> [PROBLEM TO SOLVE]:
In the data below, which lines hold the word "File"? Copy them.

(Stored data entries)
——————
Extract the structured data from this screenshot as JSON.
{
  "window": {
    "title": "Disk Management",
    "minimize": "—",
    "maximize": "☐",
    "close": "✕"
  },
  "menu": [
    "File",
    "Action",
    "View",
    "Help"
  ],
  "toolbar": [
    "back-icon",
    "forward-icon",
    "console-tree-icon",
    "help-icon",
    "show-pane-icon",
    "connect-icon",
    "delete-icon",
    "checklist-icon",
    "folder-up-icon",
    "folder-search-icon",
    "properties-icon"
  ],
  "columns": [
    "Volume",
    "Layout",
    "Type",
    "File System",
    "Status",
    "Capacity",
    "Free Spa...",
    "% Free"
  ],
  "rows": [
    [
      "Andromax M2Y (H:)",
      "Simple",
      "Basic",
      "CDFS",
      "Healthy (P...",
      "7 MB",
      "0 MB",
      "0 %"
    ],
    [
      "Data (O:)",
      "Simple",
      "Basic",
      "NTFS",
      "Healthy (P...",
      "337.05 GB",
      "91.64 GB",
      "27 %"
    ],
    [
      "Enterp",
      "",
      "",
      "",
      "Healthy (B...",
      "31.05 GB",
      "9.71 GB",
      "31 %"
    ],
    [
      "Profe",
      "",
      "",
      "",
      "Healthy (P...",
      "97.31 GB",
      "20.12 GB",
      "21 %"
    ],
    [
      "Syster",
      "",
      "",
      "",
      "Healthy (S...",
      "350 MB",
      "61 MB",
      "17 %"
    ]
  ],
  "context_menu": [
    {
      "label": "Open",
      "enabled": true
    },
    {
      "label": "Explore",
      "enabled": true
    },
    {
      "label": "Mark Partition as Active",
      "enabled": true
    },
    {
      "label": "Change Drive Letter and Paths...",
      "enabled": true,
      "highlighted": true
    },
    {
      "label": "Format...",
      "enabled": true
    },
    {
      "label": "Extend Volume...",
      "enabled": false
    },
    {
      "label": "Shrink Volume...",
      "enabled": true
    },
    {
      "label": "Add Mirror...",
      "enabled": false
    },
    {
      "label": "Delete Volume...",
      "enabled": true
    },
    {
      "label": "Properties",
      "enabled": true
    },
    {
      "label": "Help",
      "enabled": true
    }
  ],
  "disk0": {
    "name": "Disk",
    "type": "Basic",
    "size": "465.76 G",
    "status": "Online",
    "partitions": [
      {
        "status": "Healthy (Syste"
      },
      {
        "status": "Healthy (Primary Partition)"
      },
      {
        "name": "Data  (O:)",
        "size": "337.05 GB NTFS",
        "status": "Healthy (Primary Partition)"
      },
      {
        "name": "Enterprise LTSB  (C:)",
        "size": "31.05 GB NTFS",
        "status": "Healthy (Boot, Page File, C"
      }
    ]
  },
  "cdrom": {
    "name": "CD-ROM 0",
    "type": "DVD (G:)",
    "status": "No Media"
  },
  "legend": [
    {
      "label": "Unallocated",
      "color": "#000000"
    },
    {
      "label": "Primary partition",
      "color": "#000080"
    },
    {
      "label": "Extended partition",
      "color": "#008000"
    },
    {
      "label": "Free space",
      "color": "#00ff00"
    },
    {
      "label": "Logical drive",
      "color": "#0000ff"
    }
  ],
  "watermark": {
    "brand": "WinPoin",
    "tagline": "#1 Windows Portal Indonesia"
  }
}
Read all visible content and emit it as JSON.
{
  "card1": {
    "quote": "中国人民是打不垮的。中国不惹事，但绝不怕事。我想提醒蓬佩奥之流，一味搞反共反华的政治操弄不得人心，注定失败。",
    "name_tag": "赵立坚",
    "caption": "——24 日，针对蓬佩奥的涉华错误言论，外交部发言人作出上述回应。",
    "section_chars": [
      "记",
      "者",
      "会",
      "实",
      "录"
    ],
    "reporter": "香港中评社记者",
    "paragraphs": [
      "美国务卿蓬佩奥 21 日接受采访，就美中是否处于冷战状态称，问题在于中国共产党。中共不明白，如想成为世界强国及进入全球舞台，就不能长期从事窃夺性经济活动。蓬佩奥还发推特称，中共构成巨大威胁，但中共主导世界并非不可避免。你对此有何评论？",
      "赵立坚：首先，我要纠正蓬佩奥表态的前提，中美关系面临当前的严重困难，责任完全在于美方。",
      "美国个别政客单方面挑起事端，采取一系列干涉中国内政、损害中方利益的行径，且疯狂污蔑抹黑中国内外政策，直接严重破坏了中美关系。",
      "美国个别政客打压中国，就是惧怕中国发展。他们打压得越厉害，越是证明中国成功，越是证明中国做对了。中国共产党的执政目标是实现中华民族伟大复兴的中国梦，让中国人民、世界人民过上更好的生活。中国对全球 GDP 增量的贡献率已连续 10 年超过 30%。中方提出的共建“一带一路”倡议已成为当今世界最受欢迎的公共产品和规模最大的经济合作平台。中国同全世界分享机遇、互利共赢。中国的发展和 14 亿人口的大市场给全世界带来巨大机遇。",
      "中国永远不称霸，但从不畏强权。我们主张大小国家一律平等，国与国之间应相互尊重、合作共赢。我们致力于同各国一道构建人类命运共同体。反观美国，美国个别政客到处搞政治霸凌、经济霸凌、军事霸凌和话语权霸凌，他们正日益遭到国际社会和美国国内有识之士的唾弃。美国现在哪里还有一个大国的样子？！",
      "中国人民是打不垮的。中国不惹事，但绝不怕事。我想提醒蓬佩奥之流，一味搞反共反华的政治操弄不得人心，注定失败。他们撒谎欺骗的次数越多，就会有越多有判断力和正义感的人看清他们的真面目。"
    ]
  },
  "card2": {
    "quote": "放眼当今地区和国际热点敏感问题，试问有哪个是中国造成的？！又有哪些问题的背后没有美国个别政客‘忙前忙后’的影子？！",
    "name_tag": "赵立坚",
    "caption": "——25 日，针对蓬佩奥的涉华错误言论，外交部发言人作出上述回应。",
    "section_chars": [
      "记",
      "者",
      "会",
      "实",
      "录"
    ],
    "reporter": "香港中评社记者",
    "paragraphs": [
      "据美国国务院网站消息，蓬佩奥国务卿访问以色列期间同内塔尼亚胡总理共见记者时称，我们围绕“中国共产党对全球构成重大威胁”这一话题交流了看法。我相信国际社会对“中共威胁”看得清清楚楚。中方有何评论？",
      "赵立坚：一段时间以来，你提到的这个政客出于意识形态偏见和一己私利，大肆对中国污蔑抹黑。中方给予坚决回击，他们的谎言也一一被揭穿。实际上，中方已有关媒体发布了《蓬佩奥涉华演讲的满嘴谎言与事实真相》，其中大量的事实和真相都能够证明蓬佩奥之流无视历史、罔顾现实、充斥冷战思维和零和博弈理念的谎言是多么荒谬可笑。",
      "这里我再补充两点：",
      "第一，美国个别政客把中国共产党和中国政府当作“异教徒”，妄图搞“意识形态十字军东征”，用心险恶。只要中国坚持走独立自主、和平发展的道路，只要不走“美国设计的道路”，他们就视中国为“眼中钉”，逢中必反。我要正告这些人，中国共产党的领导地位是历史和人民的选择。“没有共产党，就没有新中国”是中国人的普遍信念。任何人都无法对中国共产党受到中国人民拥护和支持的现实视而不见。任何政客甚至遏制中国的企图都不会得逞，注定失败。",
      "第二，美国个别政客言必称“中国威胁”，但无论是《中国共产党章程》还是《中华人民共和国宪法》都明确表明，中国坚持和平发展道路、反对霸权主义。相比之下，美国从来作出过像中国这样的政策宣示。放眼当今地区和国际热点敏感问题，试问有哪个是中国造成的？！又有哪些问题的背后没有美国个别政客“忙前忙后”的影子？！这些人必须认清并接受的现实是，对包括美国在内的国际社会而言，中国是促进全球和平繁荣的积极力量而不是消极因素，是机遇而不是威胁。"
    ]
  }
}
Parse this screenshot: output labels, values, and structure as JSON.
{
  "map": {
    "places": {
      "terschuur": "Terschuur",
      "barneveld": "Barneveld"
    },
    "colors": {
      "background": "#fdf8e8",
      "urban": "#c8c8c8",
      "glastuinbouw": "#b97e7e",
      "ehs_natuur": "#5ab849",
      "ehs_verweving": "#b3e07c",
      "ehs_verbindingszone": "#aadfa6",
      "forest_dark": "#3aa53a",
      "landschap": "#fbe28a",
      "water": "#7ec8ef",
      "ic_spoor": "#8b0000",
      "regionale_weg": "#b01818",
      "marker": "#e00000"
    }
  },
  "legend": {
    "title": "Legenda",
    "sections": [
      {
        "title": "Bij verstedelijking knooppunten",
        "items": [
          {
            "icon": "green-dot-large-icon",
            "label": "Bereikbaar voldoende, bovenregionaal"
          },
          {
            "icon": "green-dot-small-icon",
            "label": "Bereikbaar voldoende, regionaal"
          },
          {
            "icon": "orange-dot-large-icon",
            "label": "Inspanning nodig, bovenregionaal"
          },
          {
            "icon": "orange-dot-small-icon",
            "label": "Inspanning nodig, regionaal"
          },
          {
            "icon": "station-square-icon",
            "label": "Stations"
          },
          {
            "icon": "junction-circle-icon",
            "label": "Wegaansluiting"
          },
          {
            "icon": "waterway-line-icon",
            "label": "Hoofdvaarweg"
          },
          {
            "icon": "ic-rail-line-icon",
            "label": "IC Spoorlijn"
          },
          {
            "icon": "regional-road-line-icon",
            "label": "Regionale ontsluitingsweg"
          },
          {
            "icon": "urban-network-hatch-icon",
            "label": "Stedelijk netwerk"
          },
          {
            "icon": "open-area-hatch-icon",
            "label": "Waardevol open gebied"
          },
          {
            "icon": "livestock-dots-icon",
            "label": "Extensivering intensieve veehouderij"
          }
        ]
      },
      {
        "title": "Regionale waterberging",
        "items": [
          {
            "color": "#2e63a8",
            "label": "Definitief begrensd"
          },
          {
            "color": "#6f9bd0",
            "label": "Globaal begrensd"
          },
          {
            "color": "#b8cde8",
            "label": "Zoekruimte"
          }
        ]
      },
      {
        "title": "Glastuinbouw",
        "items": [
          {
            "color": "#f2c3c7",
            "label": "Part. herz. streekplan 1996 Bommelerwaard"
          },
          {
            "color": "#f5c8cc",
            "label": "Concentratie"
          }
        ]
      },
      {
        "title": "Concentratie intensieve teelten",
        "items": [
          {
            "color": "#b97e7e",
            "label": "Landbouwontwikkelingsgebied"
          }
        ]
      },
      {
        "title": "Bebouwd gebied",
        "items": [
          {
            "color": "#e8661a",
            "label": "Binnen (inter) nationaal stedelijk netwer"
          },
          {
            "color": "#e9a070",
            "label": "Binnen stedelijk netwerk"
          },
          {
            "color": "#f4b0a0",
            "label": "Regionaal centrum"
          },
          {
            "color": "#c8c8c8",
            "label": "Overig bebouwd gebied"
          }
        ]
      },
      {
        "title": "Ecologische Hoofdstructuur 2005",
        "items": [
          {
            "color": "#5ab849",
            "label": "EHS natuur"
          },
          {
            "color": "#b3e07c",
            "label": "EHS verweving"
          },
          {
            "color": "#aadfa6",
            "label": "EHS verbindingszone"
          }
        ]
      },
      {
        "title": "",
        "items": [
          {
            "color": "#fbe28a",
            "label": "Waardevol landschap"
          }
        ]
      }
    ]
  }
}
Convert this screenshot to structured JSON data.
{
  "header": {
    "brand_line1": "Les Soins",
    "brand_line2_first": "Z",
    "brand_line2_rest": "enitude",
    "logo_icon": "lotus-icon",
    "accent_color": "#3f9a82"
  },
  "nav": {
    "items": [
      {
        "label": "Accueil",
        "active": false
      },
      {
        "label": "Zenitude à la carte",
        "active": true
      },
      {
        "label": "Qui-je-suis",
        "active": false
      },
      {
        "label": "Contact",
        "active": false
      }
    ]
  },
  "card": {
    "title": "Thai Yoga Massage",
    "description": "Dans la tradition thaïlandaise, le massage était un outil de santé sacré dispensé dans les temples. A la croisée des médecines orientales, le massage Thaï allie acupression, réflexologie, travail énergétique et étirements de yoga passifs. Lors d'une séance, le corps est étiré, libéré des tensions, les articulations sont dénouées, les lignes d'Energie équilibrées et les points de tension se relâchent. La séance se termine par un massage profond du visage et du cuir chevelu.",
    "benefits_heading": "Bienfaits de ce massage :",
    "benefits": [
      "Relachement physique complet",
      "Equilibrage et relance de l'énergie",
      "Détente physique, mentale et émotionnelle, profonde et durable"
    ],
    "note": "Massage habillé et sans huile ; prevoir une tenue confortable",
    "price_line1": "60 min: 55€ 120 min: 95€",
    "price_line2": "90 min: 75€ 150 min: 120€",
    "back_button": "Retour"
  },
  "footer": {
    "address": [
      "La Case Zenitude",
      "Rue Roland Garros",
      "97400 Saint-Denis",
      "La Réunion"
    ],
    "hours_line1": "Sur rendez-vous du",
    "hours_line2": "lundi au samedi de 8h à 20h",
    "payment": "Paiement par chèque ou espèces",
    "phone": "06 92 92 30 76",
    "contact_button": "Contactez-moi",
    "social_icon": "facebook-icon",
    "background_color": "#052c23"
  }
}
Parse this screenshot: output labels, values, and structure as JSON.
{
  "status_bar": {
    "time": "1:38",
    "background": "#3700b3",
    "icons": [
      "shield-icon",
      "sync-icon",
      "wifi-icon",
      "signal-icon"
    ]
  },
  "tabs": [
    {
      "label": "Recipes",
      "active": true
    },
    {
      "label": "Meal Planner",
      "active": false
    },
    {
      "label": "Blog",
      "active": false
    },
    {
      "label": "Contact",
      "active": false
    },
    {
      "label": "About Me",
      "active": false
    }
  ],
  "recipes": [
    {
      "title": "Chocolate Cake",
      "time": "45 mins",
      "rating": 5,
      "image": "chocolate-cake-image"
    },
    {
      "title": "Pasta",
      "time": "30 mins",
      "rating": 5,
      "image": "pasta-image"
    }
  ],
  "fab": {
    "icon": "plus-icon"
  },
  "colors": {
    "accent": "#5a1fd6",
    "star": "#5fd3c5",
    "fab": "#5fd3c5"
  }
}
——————
> [RESULT OF THE EXERCISE]:
    "File",
    "File System",
        "status": "Healthy (Boot, Page File, C"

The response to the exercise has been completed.